Attracting, developing and retaining employees is therefore a critical competency, particularly in an age when market forces demand work intensification while creating conditions of increasing work insecurity – through more automation, flatter organizational structures and a trend towards treating employees as an on-demand resource, to be “sourced” when needed.
No wonder then that in the pursuit of narrowly defined organizational goals, leaders attempt an impossible balancing act: harnessing employee commitment and energy while exercising even more managerial control than in the past. Persuading employees that “we’re all in this together” and that their interests align with those of owners and managers is a leap of faith that is becoming increasingly difficult to justify in the face of technological and market developments.

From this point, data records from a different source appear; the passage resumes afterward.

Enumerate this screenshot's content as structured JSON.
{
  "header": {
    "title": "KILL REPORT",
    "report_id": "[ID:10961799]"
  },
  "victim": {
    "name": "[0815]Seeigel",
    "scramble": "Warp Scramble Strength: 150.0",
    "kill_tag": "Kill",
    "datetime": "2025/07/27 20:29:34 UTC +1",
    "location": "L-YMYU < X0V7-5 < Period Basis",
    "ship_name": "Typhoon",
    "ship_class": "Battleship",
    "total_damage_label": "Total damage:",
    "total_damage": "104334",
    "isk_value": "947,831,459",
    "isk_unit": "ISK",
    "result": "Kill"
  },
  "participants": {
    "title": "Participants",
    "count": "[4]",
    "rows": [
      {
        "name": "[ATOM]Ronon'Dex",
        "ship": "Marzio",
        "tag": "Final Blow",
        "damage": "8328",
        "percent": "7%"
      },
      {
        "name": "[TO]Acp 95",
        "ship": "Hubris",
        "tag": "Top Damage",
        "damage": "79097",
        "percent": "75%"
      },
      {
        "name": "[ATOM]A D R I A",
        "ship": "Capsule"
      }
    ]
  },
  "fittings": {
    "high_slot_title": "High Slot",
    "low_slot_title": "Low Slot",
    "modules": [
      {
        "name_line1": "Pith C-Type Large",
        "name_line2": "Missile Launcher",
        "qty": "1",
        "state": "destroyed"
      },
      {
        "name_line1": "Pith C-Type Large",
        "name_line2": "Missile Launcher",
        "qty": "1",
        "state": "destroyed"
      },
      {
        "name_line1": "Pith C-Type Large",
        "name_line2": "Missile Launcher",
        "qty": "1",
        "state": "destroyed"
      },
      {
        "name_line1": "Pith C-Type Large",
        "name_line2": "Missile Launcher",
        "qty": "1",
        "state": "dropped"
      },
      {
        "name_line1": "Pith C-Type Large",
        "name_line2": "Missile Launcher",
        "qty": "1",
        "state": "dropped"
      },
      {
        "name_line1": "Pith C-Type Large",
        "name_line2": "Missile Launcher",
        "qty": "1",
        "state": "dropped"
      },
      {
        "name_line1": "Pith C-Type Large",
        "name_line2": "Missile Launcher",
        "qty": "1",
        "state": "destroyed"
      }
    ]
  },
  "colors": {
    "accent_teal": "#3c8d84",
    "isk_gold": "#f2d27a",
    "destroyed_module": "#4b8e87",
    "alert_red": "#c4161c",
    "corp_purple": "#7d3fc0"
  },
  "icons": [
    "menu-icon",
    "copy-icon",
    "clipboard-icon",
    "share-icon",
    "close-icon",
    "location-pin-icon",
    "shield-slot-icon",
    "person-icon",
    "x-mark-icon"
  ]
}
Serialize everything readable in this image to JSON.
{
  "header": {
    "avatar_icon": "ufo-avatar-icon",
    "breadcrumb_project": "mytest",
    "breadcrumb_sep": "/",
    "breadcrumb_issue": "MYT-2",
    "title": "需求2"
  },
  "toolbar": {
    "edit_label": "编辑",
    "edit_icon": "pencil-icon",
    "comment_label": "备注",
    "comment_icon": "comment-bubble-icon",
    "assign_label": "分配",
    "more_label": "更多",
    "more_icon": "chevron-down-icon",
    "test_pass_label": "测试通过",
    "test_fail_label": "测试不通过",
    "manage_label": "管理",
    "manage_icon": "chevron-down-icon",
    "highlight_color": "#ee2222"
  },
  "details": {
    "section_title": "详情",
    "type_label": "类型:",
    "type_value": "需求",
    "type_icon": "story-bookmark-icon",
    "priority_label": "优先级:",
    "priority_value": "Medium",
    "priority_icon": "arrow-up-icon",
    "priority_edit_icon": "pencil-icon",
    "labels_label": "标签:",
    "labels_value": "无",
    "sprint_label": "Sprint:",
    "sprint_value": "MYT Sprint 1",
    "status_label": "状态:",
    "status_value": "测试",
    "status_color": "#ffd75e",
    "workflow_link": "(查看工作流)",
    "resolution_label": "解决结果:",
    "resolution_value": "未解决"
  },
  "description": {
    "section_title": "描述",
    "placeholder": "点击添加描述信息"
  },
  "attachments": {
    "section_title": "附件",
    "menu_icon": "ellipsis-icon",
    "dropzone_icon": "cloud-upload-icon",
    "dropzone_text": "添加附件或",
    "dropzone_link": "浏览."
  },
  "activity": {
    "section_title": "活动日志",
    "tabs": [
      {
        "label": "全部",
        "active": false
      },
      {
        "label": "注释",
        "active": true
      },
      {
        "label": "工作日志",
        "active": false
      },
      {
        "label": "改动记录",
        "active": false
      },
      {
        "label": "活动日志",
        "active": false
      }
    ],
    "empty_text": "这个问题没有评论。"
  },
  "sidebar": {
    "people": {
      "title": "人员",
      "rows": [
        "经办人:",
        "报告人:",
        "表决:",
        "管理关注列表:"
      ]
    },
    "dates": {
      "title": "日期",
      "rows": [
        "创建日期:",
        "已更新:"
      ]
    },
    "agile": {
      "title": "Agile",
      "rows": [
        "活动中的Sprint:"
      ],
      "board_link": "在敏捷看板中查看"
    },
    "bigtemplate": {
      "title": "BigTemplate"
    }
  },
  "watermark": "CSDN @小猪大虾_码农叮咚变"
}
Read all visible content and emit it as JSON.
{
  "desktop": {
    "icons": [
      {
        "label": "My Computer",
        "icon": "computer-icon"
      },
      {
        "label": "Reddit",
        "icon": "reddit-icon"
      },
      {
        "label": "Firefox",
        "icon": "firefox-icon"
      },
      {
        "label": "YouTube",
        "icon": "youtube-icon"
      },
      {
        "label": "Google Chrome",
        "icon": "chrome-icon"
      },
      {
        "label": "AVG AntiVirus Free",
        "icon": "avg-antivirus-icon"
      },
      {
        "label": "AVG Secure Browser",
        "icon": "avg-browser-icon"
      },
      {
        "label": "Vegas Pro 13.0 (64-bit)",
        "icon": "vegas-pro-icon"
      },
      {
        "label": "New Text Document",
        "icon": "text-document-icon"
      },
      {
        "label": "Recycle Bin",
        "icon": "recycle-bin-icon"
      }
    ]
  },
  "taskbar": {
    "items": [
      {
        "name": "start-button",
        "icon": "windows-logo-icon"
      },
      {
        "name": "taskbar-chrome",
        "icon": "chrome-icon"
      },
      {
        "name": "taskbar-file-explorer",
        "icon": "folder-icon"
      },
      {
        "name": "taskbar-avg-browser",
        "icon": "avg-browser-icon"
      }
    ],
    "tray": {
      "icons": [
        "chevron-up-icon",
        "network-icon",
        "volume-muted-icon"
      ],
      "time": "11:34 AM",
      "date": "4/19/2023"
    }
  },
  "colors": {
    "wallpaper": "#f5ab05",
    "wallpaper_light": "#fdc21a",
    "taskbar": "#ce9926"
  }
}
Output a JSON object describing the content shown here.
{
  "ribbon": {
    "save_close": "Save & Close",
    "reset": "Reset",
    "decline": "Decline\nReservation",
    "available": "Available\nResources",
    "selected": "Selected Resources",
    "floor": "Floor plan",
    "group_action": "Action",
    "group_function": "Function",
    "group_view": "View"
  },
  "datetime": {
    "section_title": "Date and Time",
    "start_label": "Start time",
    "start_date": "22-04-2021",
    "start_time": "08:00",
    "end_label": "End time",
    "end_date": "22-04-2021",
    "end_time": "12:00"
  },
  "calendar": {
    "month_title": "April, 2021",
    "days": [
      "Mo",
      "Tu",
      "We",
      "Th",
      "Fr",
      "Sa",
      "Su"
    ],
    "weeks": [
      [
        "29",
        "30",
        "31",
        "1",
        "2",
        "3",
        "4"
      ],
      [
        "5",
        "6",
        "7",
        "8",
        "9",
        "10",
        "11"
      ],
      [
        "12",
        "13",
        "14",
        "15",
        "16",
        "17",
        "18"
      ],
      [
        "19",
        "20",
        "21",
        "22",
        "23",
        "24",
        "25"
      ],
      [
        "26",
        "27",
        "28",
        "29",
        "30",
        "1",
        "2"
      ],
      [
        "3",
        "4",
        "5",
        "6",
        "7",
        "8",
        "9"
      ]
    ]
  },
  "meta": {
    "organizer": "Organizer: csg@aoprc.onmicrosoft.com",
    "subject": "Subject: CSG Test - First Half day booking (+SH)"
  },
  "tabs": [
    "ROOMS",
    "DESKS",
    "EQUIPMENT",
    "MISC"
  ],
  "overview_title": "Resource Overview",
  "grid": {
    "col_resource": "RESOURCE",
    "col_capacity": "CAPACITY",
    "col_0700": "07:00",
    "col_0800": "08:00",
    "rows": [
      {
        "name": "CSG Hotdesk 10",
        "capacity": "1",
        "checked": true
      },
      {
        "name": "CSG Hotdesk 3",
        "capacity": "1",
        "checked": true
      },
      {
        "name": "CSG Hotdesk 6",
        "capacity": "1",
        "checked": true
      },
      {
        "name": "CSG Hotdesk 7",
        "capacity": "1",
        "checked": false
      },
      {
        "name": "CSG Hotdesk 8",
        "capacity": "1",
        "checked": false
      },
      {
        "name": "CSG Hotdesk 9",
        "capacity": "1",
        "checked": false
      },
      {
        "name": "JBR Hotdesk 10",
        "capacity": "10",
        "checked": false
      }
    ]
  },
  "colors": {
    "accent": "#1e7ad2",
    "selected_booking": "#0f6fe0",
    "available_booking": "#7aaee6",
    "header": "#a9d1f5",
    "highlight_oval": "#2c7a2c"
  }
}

Prescriptive practitioner approaches tend to view these managerial practices through the prism of social exchange theory and by making one key assumption: that what is good for the company is automatically good for the employee and that this will withstand current societal challenges. The plurality of interests among organizational actors and the strain that these are increasingly coming under is often conveniently overlooked. The rallying cry “we’re all in this together” often belies an overt attempt to tilt the employer – employee equation even more towards the former as one of the only ways to survive future challenges.
Achieving order in a chaotic world and predicting the future in sufficient detail to be able to plan for plausible eventualities is becoming harder if not impossible for leaders across most if not all industries.
Vijay Govindarajan's "three box solution" (HBR Working Knowledge, April 2016) may be relevant here. It starts by looking at the the future (Box 3) by identifying the game-changing innovations that are going to transform our business tomorrow. During this process, you identify weak signals, or early warning indicators of change: a new consumer trend, a regulatory change, a new technology that might lead to something new or, I would add, changes to the dynamics of employment and the kinds of skills businesses will require.
In Box 2 (the past) companies identify businesses that might still be working but may not be relevant for the future. Whilst these may be today's strengths, they may become future weaknesses unless you deliberately ”forget them." This box can be the most challenging: envisage an obsolete trend and implement changes to ensure success. To achieve this, the author's recommendation is to set up a team dedicated to Box 3 that is isolated from the rest of the business - either by recruiting people from outside or setting up different metrics or processes to make it happen.
Of course, we should not forget the importance of managing the present (Box 1). That should be the primary focus of managers, since without revenue, there will be no future to plan for. Therefore, a relentless focus on keeping the performance engine healthy is absolutely critical.
This is a topic in which I'm very interested, so watch this space. More musings to come.